    company, but a post-presentation discussion showed both support
    and skepticism among the trustees.

    LCC Board Chairwoman Deb Canja saw the possible benefits,
    although she wondered if it would be absolutely necessary for BoarsHead to
    mount four shows in its first season at LCC. “Could we do two?” she asked.

    Nealson responded that because BoarsHead is an Actors Equity
    theater, it might be “hard to be recognized” by the theater union with only two

    LCC President Brent Knight spoke in defense of BoarsHead,
    which would have had to generate approximately $112,000 in ticket sales and
    $150,000 in grants and gifts to sustain the partnership.

    “Currently, BoarsHead is defunct, they are bankrupt. We’re
    not rescuing anyone,” he said. “The BoarsHead people are working hard to
    reconstitute themselves to once again be a viable theater company in Lansing.
    Without us, they’d have to go back to the drawing board.”

    Questioning the presentation’s suggestion that LCC theater
    students would benefit from working alongside professional actors, directors
    and technicians in BoarsHead shows, LCC Board Vice Chairman Edward Woods III
    asked pointedly, “If BoarsHead was still viable, would these same opportunities
    be presented to our students?”

    Woods expressed concern about the $15,000 LCC would be
    paying for what Nealon termed “assets that BoarsHead would still need to hand
    off,” as well as the estimated $86,000 per year LCC would supply in in-kind
    contributions to house the theater and provide support for its shows. He added
    he had not heard from any students who saw the partnership as an opportunity.

    “I’m sorry about what happened to BoarsHead,” Woods said. “I
    think it’s an outstanding community treasure. But as much as I’m sympathetic to
    their condition, I’m having a hard time supporting this proposal.”

    LCC Board Secretary Robin M. Smith, who was monitoring the
    meeting by phone, also said she saw possibilities in the partnership, although
    she worried that “it seems we are bailing out mismanagement at BoarsHead.”

    Trustee Jerry Hollister — whose father, David Hollister, is
    a BoarsHead board trustee — asked when LCC would need to purchase the $15,000
    of BoarsHead assets. “Why do we need to take action on this now?” Hollister
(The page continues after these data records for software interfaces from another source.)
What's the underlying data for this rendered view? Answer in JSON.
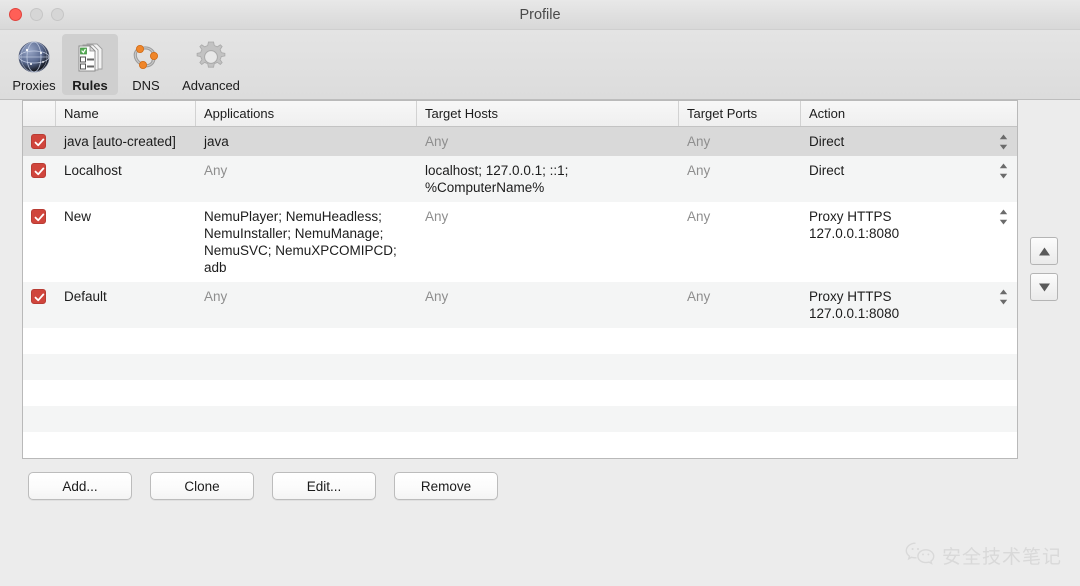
{
  "window": {
    "title": "Profile",
    "traffic_lights": [
      {
        "name": "close-button",
        "color": "#ff5f57"
      },
      {
        "name": "minimize-button",
        "color": "#d6d6d6"
      },
      {
        "name": "zoom-button",
        "color": "#d6d6d6"
      }
    ]
  },
  "toolbar": {
    "items": [
      {
        "label": "Proxies",
        "icon": "globe-icon",
        "selected": false
      },
      {
        "label": "Rules",
        "icon": "rules-icon",
        "selected": true
      },
      {
        "label": "DNS",
        "icon": "dns-icon",
        "selected": false
      },
      {
        "label": "Advanced",
        "icon": "gear-icon",
        "selected": false
      }
    ]
  },
  "table": {
    "columns": [
      "",
      "Name",
      "Applications",
      "Target Hosts",
      "Target Ports",
      "Action"
    ],
    "rows": [
      {
        "checked": true,
        "selected": true,
        "name": "java [auto-created]",
        "applications": "java",
        "applications_muted": false,
        "target_hosts": "Any",
        "target_hosts_muted": true,
        "target_ports": "Any",
        "target_ports_muted": true,
        "action": "Direct"
      },
      {
        "checked": true,
        "selected": false,
        "name": "Localhost",
        "applications": "Any",
        "applications_muted": true,
        "target_hosts": "localhost; 127.0.0.1; ::1; %ComputerName%",
        "target_hosts_muted": false,
        "target_ports": "Any",
        "target_ports_muted": true,
        "action": "Direct"
      },
      {
        "checked": true,
        "selected": false,
        "name": "New",
        "applications": "NemuPlayer; NemuHeadless; NemuInstaller; NemuManage; NemuSVC; NemuXPCOMIPCD; adb",
        "applications_muted": false,
        "target_hosts": "Any",
        "target_hosts_muted": true,
        "target_ports": "Any",
        "target_ports_muted": true,
        "action": "Proxy HTTPS\n127.0.0.1:8080"
      },
      {
        "checked": true,
        "selected": false,
        "name": "Default",
        "applications": "Any",
        "applications_muted": true,
        "target_hosts": "Any",
        "target_hosts_muted": true,
        "target_ports": "Any",
        "target_ports_muted": true,
        "action": "Proxy HTTPS\n127.0.0.1:8080"
      }
    ],
    "empty_row_count": 7
  },
  "reorder": {
    "move_up_label": "Move Up",
    "move_down_label": "Move Down"
  },
  "footer": {
    "buttons": [
      {
        "label": "Add...",
        "name": "add-button"
      },
      {
        "label": "Clone",
        "name": "clone-button"
      },
      {
        "label": "Edit...",
        "name": "edit-button"
      },
      {
        "label": "Remove",
        "name": "remove-button"
      }
    ]
  },
  "watermark": {
    "text": "安全技术笔记",
    "icon": "wechat-icon",
    "color": "#d2d2d2"
  }
}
    Orban responded BoarsHead has three off-site storage units
    in which a substantial amount of costumes, props and equipment are being
    stored. The rental fees on the units are past due. “If somebody doesn’t pay
    within the week, those items will be sold at public auction,” Orban said.

    The rent is 60 days past due, Orban said after the meeting.

    Trustee Robert E. Proctor said Nealon’s presentation wasn’t
    persuading him. “I’m not here to talk you into or out of it,” Nealon replied.
    He said LCC already has a budget for performing arts of “over a quarter of a
    million dollars, just for student shows, over 50 performances.”

    Whereas some student shows can be put together on a
    shoestring, an Equity theater has much bigger needs, Nealon said.

    “We can’t look an Equity theater in the face and say,
    ‘Here’s $200 to do a show,’” he added. “There’s rules, there’s regulations,
    there’s protocol. You can’t do it.”

    LCC Board Treasurer Larry Meyer, acknowledging he has a seat
    on the BoarsHead that predates his joining the LCC board, recused himself from
    the vote. Woods praised Meyer for “dealing with integrity” throughout the
    entire process of the BoarsHead discussion; Canja called Meyer “very
    scrupulous” in his approach to the situation.

    In the end, the vote came down to two yeas — from Canja and
    trustee Thomas Rasmussen — and four nays — from
    Woods, Hollister, Smith and Proctor.

    “I’m heartbroken,” Orban said as he left the meeting. “But
    we move on.”